==== DATASET CONTENT ====

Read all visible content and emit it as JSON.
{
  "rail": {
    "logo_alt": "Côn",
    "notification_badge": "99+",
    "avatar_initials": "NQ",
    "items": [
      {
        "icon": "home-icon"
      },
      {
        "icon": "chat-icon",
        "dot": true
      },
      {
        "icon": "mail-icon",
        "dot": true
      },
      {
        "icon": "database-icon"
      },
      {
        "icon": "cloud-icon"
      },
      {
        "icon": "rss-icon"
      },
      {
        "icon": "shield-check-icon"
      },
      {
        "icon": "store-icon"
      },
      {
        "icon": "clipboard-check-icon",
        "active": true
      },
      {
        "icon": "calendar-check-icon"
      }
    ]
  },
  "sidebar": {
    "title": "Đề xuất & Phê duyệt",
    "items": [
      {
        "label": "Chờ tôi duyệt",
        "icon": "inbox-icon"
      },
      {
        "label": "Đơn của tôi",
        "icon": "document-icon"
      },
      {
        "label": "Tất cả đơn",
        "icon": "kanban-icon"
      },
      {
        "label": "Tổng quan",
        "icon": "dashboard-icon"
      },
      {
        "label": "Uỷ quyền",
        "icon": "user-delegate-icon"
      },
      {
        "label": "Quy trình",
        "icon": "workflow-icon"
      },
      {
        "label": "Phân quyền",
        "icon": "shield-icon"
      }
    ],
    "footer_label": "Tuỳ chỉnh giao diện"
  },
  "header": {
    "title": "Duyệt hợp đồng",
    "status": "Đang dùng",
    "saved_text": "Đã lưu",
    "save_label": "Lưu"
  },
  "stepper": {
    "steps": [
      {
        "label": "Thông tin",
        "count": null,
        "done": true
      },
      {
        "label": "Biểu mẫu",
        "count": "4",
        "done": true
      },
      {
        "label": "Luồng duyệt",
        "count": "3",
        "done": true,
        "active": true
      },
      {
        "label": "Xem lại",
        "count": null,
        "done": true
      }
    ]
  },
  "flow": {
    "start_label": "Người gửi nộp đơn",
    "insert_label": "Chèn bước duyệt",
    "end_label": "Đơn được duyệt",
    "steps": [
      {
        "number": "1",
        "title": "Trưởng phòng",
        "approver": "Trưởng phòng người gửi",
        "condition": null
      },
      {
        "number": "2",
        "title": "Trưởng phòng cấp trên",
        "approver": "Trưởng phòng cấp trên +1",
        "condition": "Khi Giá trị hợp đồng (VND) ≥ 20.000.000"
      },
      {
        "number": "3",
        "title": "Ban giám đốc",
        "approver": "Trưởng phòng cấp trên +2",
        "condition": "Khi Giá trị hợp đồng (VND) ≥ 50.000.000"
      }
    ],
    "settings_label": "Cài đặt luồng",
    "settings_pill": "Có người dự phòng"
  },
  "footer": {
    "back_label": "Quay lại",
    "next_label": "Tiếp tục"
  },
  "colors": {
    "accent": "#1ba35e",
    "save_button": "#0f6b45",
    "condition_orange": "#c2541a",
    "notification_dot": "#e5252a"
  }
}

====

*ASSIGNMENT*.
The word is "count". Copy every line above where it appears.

*TASK RESPONSE*.
        "count": null,
        "count": "4",
        "count": "3",
        "count": null,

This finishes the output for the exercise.